I think that’s an excellent idea. Studies have shown that cannabis use with opioids can decrease your opioid use up to 25%.. However, there are several things to consider. After your surgery for several week, your medications may be changed, added or discontinued by your cardiologist or surgeon. These changes can affect your blood pressure and heart rate, so both should be stable before starting cannabis since it can sometimes cause changes in both.
During this time you might need to take some narcotics that the surgeon has prescribed. Everyone’s reaction to the chest wall pain after open-heart surgery is different and you may find that your pain is minimal by the time your medications, blood pressure, and heart rate are stabilized.
When all is stable I would suggest speaking with the surgeon and cardiologist to tell them that you would like to take cannabis for pain, if in fact, it is still there, to decrease your use of narcotics. Cardiac surgery patients usually begin cardiac rehabilitation 2-4 weeks after uncomplicated cardiac surgery, but this depends on your physical condition prior to surgery and other factors such as any difficulties during or after surgery.
When cardiac rehab does begin you may experience chest wall pain from the deeper breathing that you get from the exercise program to strengthen the heart muscle that you get from rehabilitation. It is this chest wall discomfort or pain that you might need to use cannabis for if anti-inflammatories do not work (which sometimes is all that is needed at this point).
Now to finally answer your question. Since its usually the chest incision that causes the most discomfort after open hear surgery (verses minimally invasive cardiac surgery that can be performed if possible), I would avoid both smoking and vaping cannabis. The reason being, though both give the fastest effect, is that they both can cause irritation to your lungs if your not used to inhaling them, which can cause coughing. This of course can be painful with a fresh chest wall incision.
I would tend to use a tincture that can start to take effect within 15-30 minutes. A capsule is another option. I would tend to avoid edibles, except perhaps in the evening for sleep, only for the reason that the effect can take 1-2 hours and you would like pain relief faster then that.
Speaking of cardiac rehab, it has been shown to significantly decrease your chances of another cardiac event and I would highly recommendation beginning it as soon as possible after your surgery. If you need cannabis to help tolerate it instead of narcotics, then go for it!
Perry Solomon, MD
I love Dr Solomon’s answer and would add that the problem I have met is when the patient has a stent and has to be on blood thinners for that reason or for other heart reasons, then the cannabis does add to thinning the blood and the dose of blood thinner may need to be adjusted to accommodate the cannabis.
Many doctors will tell you to stop the cannabis but because it has such profound pain relief without the addiction risk of narcotics I would encourage that you pursue talking with your doctor about your choices rather than their choices.
One of the major reasons for conflict in medicine is when doctors forced their choices on patients, and the patient suffers a bad outcome, then the patient is angry and takes action against the doctor. Sometimes it’s up to the patient to teach the doctor to learn to listen. Good luck, we all want to be seen and heard, so be well centered and express your wishes with kindness but you can be firm and repetitive in order to be heard.

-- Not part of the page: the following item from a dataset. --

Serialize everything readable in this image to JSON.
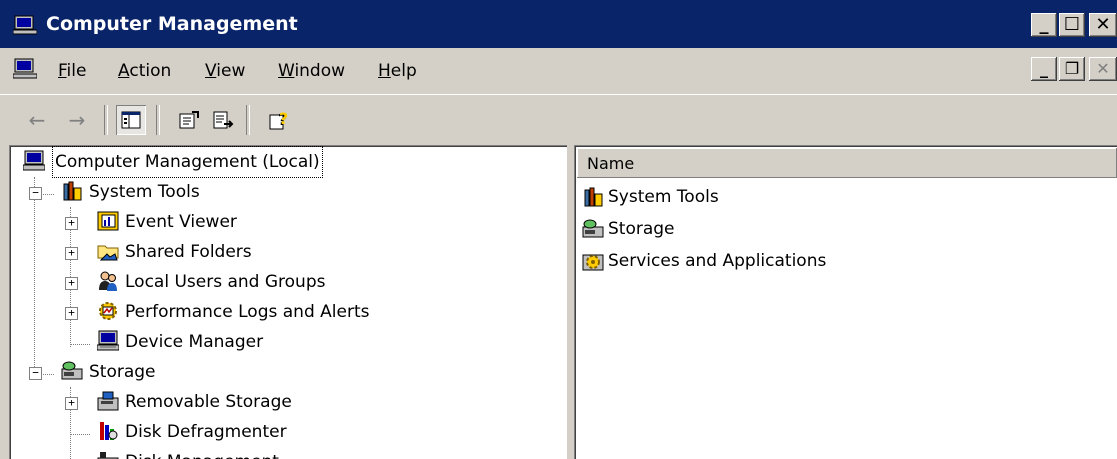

I agree, but do think the short-term opiates have their place in the immediate post-operative period. THC is not the best for acute pain and CBD works best for inflammatory and neuropathic pain.
CBD competes for metabolic enzymes at the cytochrome P450 level so one must be cautious when using it with medications (Coumadin) that rely on those enzymes for metabolism. So if high CBD strains are used, be sure to dose it at least a couple of hours apart from your other medication – most especially Coumadin.